> Exercise objective:
A complete answer retypes each of the records below precisely and includes none of the pictures.

> Material for the task:
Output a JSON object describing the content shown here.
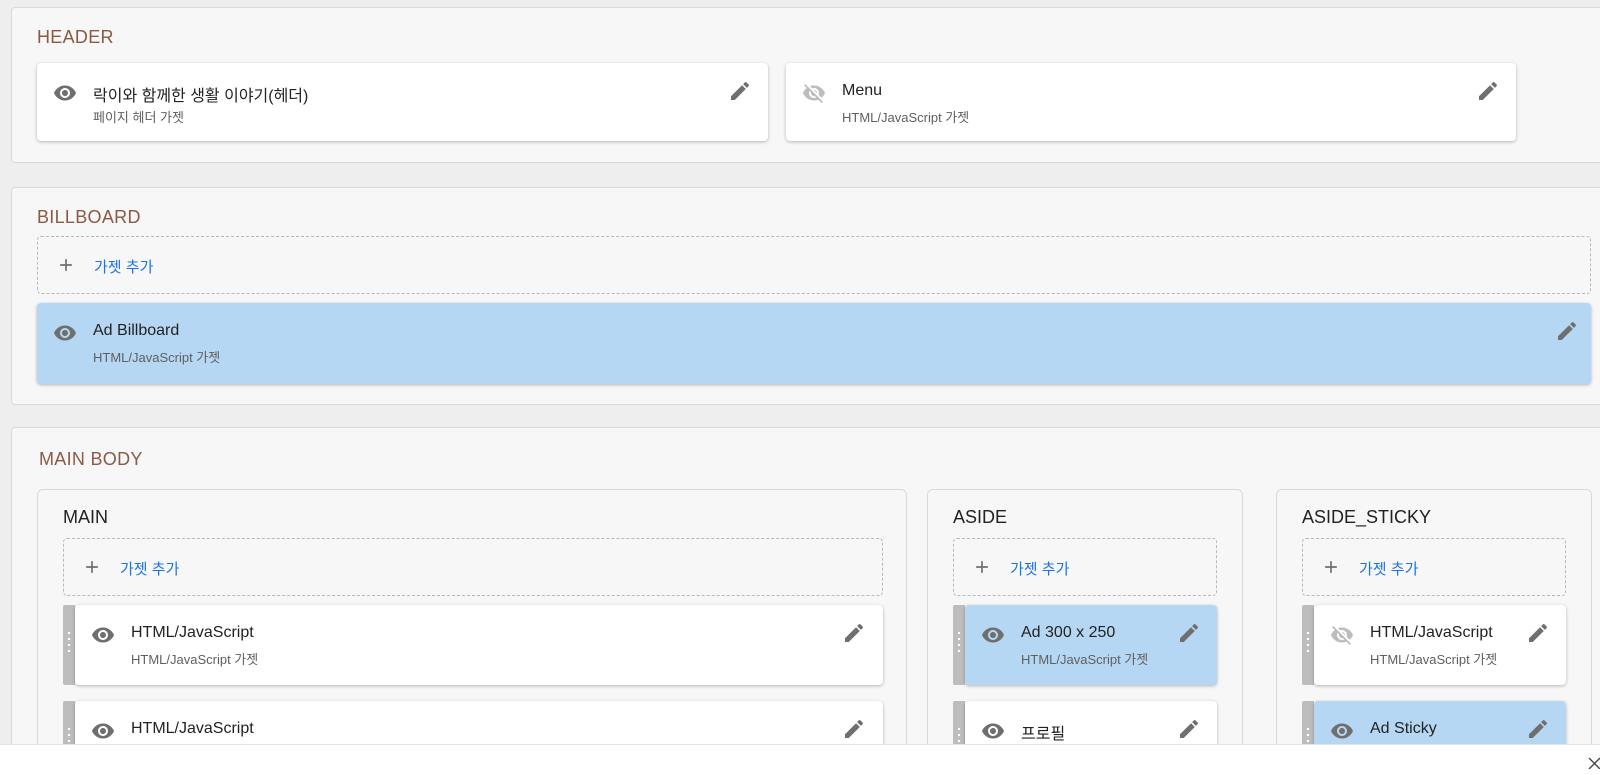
{
  "header_section": {
    "title": "HEADER",
    "gadgets": [
      {
        "title": "락이와 함께한 생활 이야기(헤더)",
        "subtitle": "페이지 헤더 가젯",
        "visible": true
      },
      {
        "title": "Menu",
        "subtitle": "HTML/JavaScript 가젯",
        "visible": false
      }
    ]
  },
  "billboard_section": {
    "title": "BILLBOARD",
    "add_label": "가젯 추가",
    "gadgets": [
      {
        "title": "Ad Billboard",
        "subtitle": "HTML/JavaScript 가젯",
        "visible": true
      }
    ]
  },
  "main_body": {
    "title": "MAIN BODY",
    "columns": [
      {
        "title": "MAIN",
        "add_label": "가젯 추가",
        "gadgets": [
          {
            "title": "HTML/JavaScript",
            "subtitle": "HTML/JavaScript 가젯",
            "visible": true
          },
          {
            "title": "HTML/JavaScript",
            "visible": true
          }
        ]
      },
      {
        "title": "ASIDE",
        "add_label": "가젯 추가",
        "gadgets": [
          {
            "title": "Ad 300 x 250",
            "subtitle": "HTML/JavaScript 가젯",
            "visible": true
          },
          {
            "title": "프로필",
            "visible": true
          }
        ]
      },
      {
        "title": "ASIDE_STICKY",
        "add_label": "가젯 추가",
        "gadgets": [
          {
            "title": "HTML/JavaScript",
            "subtitle": "HTML/JavaScript 가젯",
            "visible": false
          },
          {
            "title": "Ad Sticky",
            "visible": true
          }
        ]
      }
    ]
  },
  "colors": {
    "section_title": "#8a5a44",
    "highlight_card": "#b6d7f3",
    "link": "#1a73e8",
    "icon": "#6f6f6f"
  },
  "icons": {
    "visible": "eye-icon",
    "hidden": "eye-off-icon",
    "edit": "pencil-icon",
    "add": "plus-icon",
    "drag": "drag-handle-icon",
    "close": "close-icon"
  }
}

> Answer to this task:
Output a JSON object describing the content shown here.
{
  "header_section": {
    "title": "HEADER",
    "gadgets": [
      {
        "title": "락이와 함께한 생활 이야기(헤더)",
        "subtitle": "페이지 헤더 가젯",
        "visible": true
      },
      {
        "title": "Menu",
        "subtitle": "HTML/JavaScript 가젯",
        "visible": false
      }
    ]
  },
  "billboard_section": {
    "title": "BILLBOARD",
    "add_label": "가젯 추가",
    "gadgets": [
      {
        "title": "Ad Billboard",
        "subtitle": "HTML/JavaScript 가젯",
        "visible": true
      }
    ]
  },
  "main_body": {
    "title": "MAIN BODY",
    "columns": [
      {
        "title": "MAIN",
        "add_label": "가젯 추가",
        "gadgets": [
          {
            "title": "HTML/JavaScript",
            "subtitle": "HTML/JavaScript 가젯",
            "visible": true
          },
          {
            "title": "HTML/JavaScript",
            "visible": true
          }
        ]
      },
      {
        "title": "ASIDE",
        "add_label": "가젯 추가",
        "gadgets": [
          {
            "title": "Ad 300 x 250",
            "subtitle": "HTML/JavaScript 가젯",
            "visible": true
          },
          {
            "title": "프로필",
            "visible": true
          }
        ]
      },
      {
        "title": "ASIDE_STICKY",
        "add_label": "가젯 추가",
        "gadgets": [
          {
            "title": "HTML/JavaScript",
            "subtitle": "HTML/JavaScript 가젯",
            "visible": false
          },
          {
            "title": "Ad Sticky",
            "visible": true
          }
        ]
      }
    ]
  },
  "colors": {
    "section_title": "#8a5a44",
    "highlight_card": "#b6d7f3",
    "link": "#1a73e8",
    "icon": "#6f6f6f"
  },
  "icons": {
    "visible": "eye-icon",
    "hidden": "eye-off-icon",
    "edit": "pencil-icon",
    "add": "plus-icon",
    "drag": "drag-handle-icon",
    "close": "close-icon"
  }
}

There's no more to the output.